■ **What you have to do**
Report every line in the listing that contains the string "thumb".

■ **Data**
::::
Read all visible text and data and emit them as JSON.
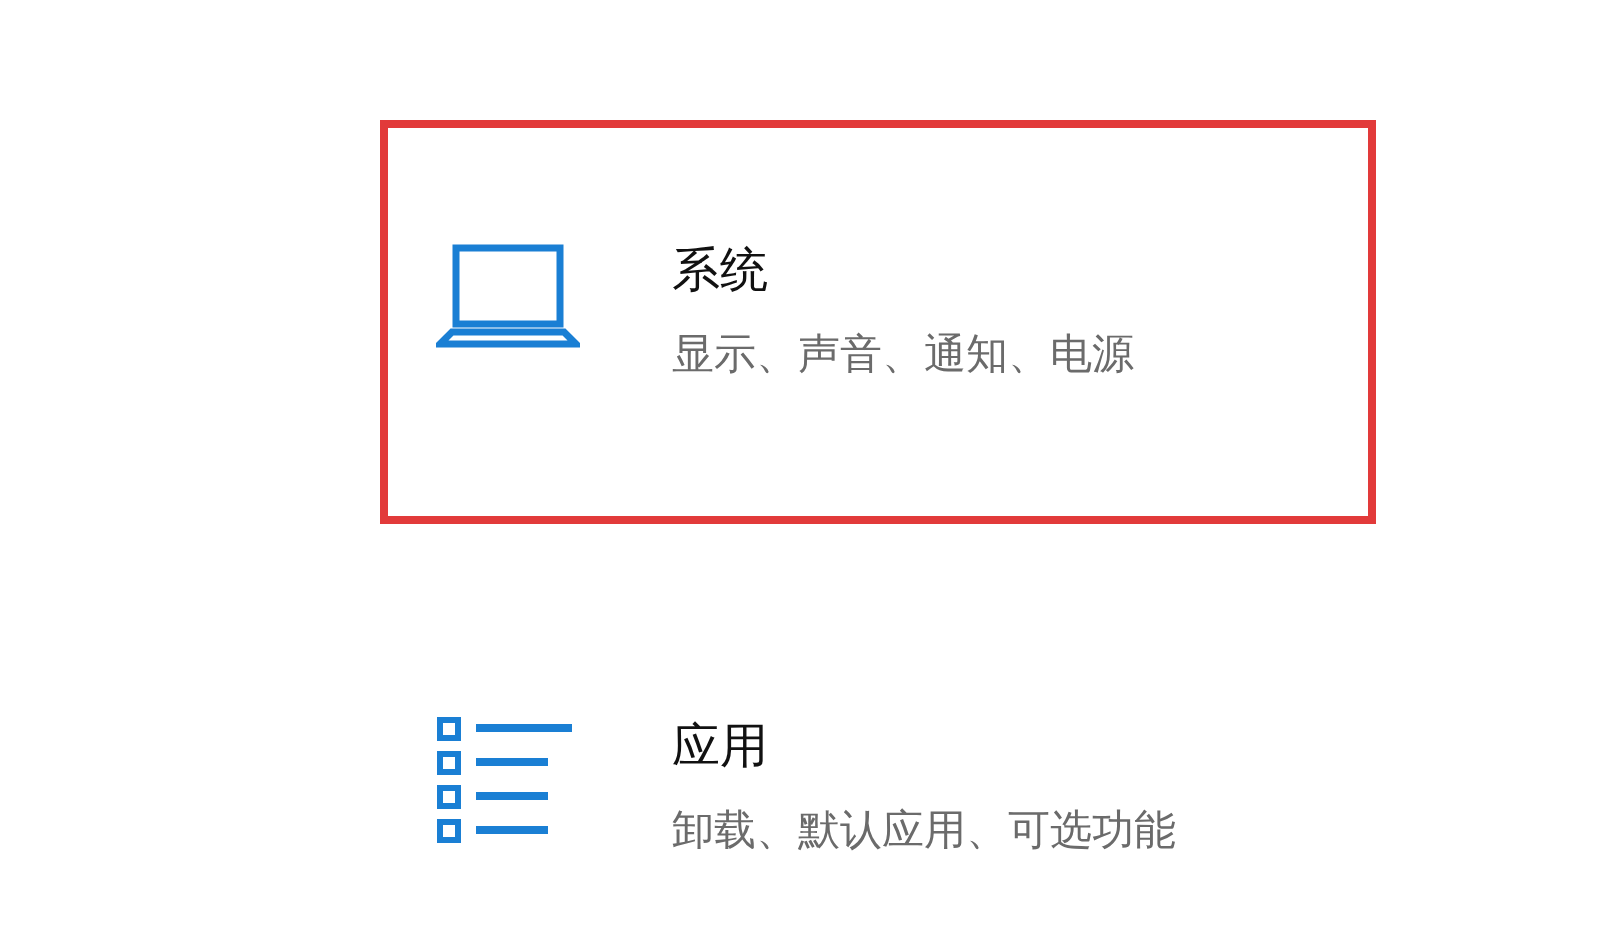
{
  "items": [
    {
      "kind": "laptop",
      "title": "系统",
      "subtitle": "显示、声音、通知、电源",
      "selected": true
    },
    {
      "kind": "list",
      "title": "应用",
      "subtitle": "卸载、默认应用、可选功能",
      "selected": false
    }
  ]
}
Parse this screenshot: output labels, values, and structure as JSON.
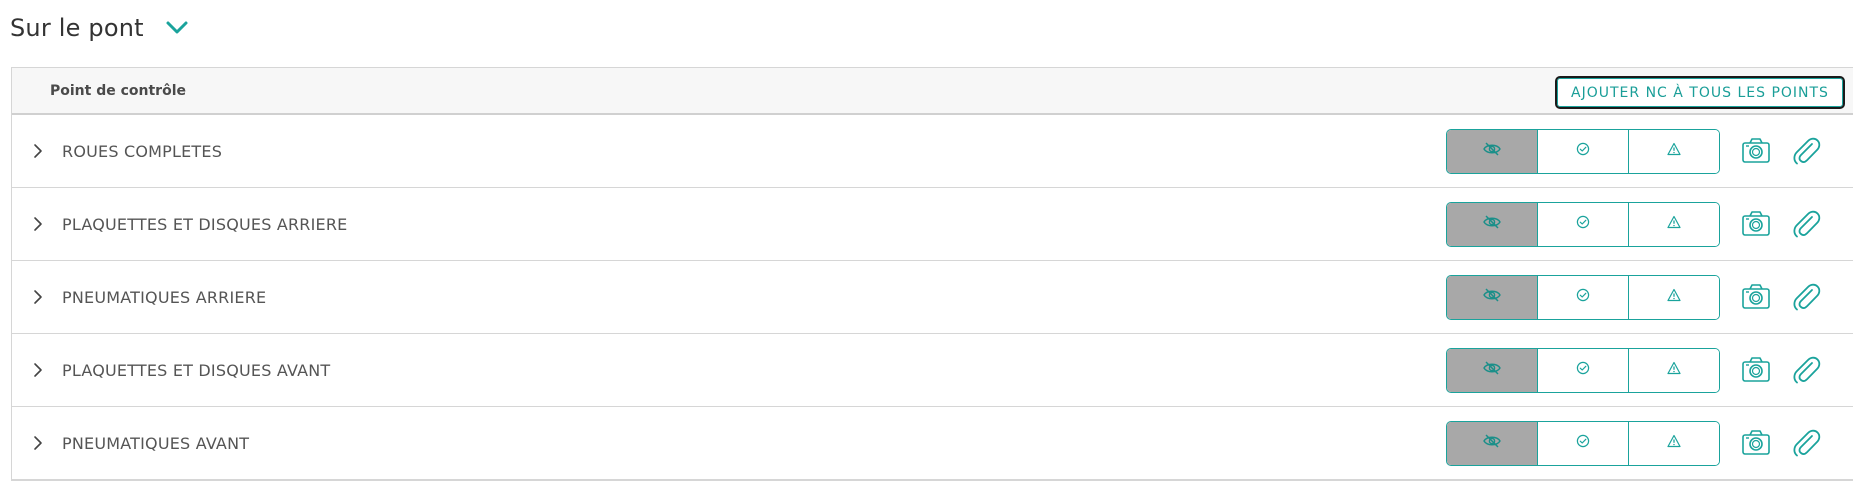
{
  "section": {
    "title": "Sur le pont",
    "toggle_icon": "chevron-down-icon"
  },
  "table": {
    "column_label": "Point de contrôle",
    "add_nc_label": "AJOUTER NC À TOUS LES POINTS",
    "rows": [
      {
        "label": "ROUES COMPLETES",
        "status": "hidden"
      },
      {
        "label": "PLAQUETTES ET DISQUES ARRIERE",
        "status": "hidden"
      },
      {
        "label": "PNEUMATIQUES ARRIERE",
        "status": "hidden"
      },
      {
        "label": "PLAQUETTES ET DISQUES AVANT",
        "status": "hidden"
      },
      {
        "label": "PNEUMATIQUES AVANT",
        "status": "hidden"
      }
    ],
    "row_icons": {
      "expand": "chevron-right-icon",
      "status_options": [
        "eye-off-icon",
        "check-circle-icon",
        "warning-icon"
      ],
      "photo": "camera-icon",
      "attachment": "paperclip-icon"
    }
  },
  "colors": {
    "accent": "#1aa39c",
    "active_status_bg": "#a8a8a8",
    "header_bg": "#f7f7f7",
    "border": "#d6d6d6"
  }
}
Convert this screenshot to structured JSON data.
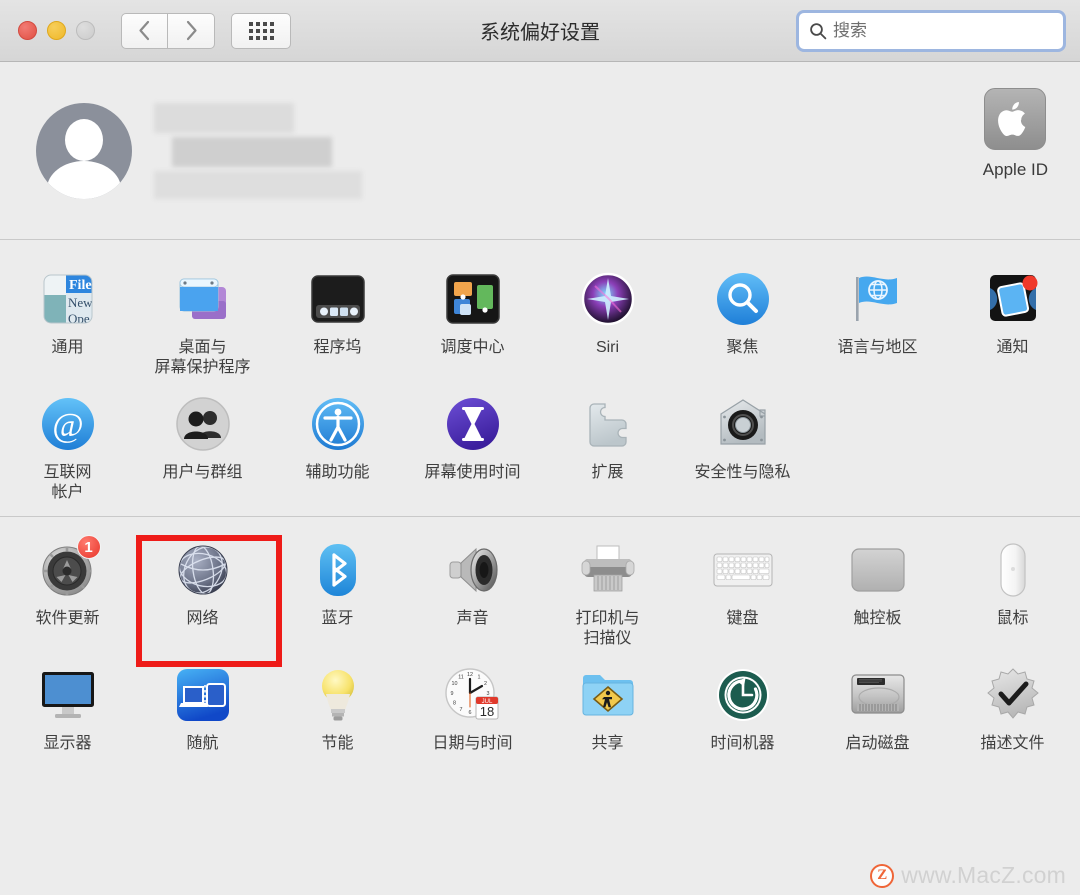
{
  "window": {
    "title": "系统偏好设置",
    "traffic_lights": [
      "close",
      "minimize",
      "zoom"
    ],
    "nav_back_label": "‹",
    "nav_forward_label": "›",
    "grid_button_label": "show-all"
  },
  "search": {
    "placeholder": "搜索",
    "value": "",
    "focused": true,
    "focus_ring_color": "#9db6e0"
  },
  "account": {
    "name_redacted": true,
    "apple_id": {
      "label": "Apple ID",
      "icon": "apple-logo-icon"
    }
  },
  "sections": [
    {
      "id": "section-general",
      "items": [
        {
          "label": "通用",
          "icon": "general-icon"
        },
        {
          "label": "桌面与\n屏幕保护程序",
          "icon": "desktop-screensaver-icon"
        },
        {
          "label": "程序坞",
          "icon": "dock-icon"
        },
        {
          "label": "调度中心",
          "icon": "mission-control-icon"
        },
        {
          "label": "Siri",
          "icon": "siri-icon"
        },
        {
          "label": "聚焦",
          "icon": "spotlight-icon"
        },
        {
          "label": "语言与地区",
          "icon": "language-region-icon"
        },
        {
          "label": "通知",
          "icon": "notifications-icon"
        },
        {
          "label": "互联网\n帐户",
          "icon": "internet-accounts-icon"
        },
        {
          "label": "用户与群组",
          "icon": "users-groups-icon"
        },
        {
          "label": "辅助功能",
          "icon": "accessibility-icon"
        },
        {
          "label": "屏幕使用时间",
          "icon": "screen-time-icon"
        },
        {
          "label": "扩展",
          "icon": "extensions-icon"
        },
        {
          "label": "安全性与隐私",
          "icon": "security-privacy-icon"
        }
      ]
    },
    {
      "id": "section-hardware",
      "items": [
        {
          "label": "软件更新",
          "icon": "software-update-icon",
          "badge": "1"
        },
        {
          "label": "网络",
          "icon": "network-icon",
          "highlighted": true
        },
        {
          "label": "蓝牙",
          "icon": "bluetooth-icon"
        },
        {
          "label": "声音",
          "icon": "sound-icon"
        },
        {
          "label": "打印机与\n扫描仪",
          "icon": "printers-scanners-icon"
        },
        {
          "label": "键盘",
          "icon": "keyboard-icon"
        },
        {
          "label": "触控板",
          "icon": "trackpad-icon"
        },
        {
          "label": "鼠标",
          "icon": "mouse-icon"
        },
        {
          "label": "显示器",
          "icon": "displays-icon"
        },
        {
          "label": "随航",
          "icon": "sidecar-icon"
        },
        {
          "label": "节能",
          "icon": "energy-saver-icon"
        },
        {
          "label": "日期与时间",
          "icon": "date-time-icon",
          "calendar_month": "JUL",
          "calendar_day": "18"
        },
        {
          "label": "共享",
          "icon": "sharing-icon"
        },
        {
          "label": "时间机器",
          "icon": "time-machine-icon"
        },
        {
          "label": "启动磁盘",
          "icon": "startup-disk-icon"
        },
        {
          "label": "描述文件",
          "icon": "profiles-icon"
        }
      ]
    }
  ],
  "highlight": {
    "color": "#ee1b18",
    "target_label": "网络"
  },
  "watermark": {
    "logo_letter": "Z",
    "text": "www.MacZ.com",
    "color": "#f05a28"
  }
}
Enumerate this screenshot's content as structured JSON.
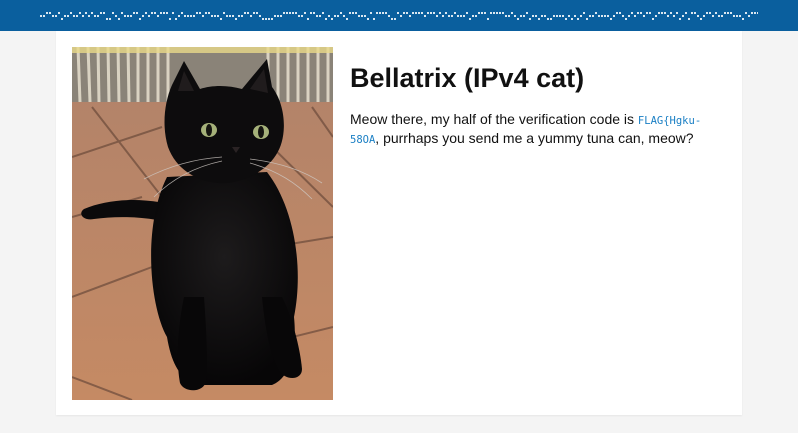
{
  "header": {
    "background_color": "#0a5f9e"
  },
  "profile": {
    "title": "Bellatrix (IPv4 cat)",
    "photo_subject": "black cat sitting on terracotta tiles",
    "message_before": "Meow there, my half of the verification code is ",
    "flag_code": "FLAG{Hgku-58OA",
    "message_after": ", purrhaps you send me a yummy tuna can, meow?"
  },
  "colors": {
    "flag": "#1a7fc4",
    "page_background": "#f4f4f4",
    "card_background": "#ffffff"
  }
}
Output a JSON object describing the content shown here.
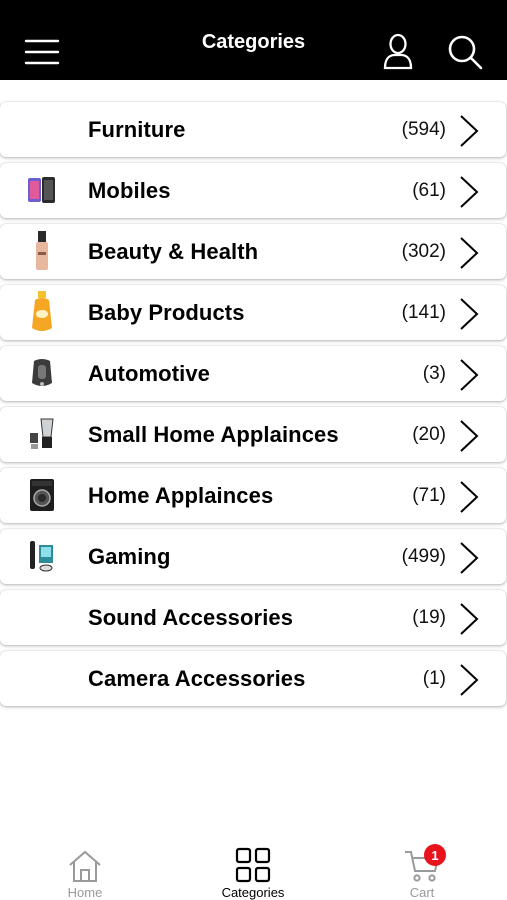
{
  "header": {
    "title": "Categories",
    "menu_icon": "hamburger-menu-icon",
    "user_icon": "user-icon",
    "search_icon": "search-icon"
  },
  "categories": [
    {
      "name": "Furniture",
      "count": "(594)",
      "thumb": "none"
    },
    {
      "name": "Mobiles",
      "count": "(61)",
      "thumb": "phone"
    },
    {
      "name": "Beauty & Health",
      "count": "(302)",
      "thumb": "foundation-bottle"
    },
    {
      "name": "Baby Products",
      "count": "(141)",
      "thumb": "baby-shampoo"
    },
    {
      "name": "Automotive",
      "count": "(3)",
      "thumb": "car-seat"
    },
    {
      "name": "Small Home Applainces",
      "count": "(20)",
      "thumb": "blender"
    },
    {
      "name": "Home Applainces",
      "count": "(71)",
      "thumb": "washing-machine"
    },
    {
      "name": "Gaming",
      "count": "(499)",
      "thumb": "console"
    },
    {
      "name": "Sound Accessories",
      "count": "(19)",
      "thumb": "none"
    },
    {
      "name": "Camera Accessories",
      "count": "(1)",
      "thumb": "none"
    }
  ],
  "tabbar": {
    "home_label": "Home",
    "categories_label": "Categories",
    "cart_label": "Cart",
    "cart_badge": "1"
  },
  "colors": {
    "header_bg": "#000000",
    "badge": "#e8131d",
    "inactive_tab": "#9a9a9a"
  }
}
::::
■ **Answer box**
      "thumb": "none"
      "thumb": "phone"
      "thumb": "foundation-bottle"
      "thumb": "baby-shampoo"
      "thumb": "car-seat"
      "thumb": "blender"
      "thumb": "washing-machine"
      "thumb": "console"
      "thumb": "none"
      "thumb": "none"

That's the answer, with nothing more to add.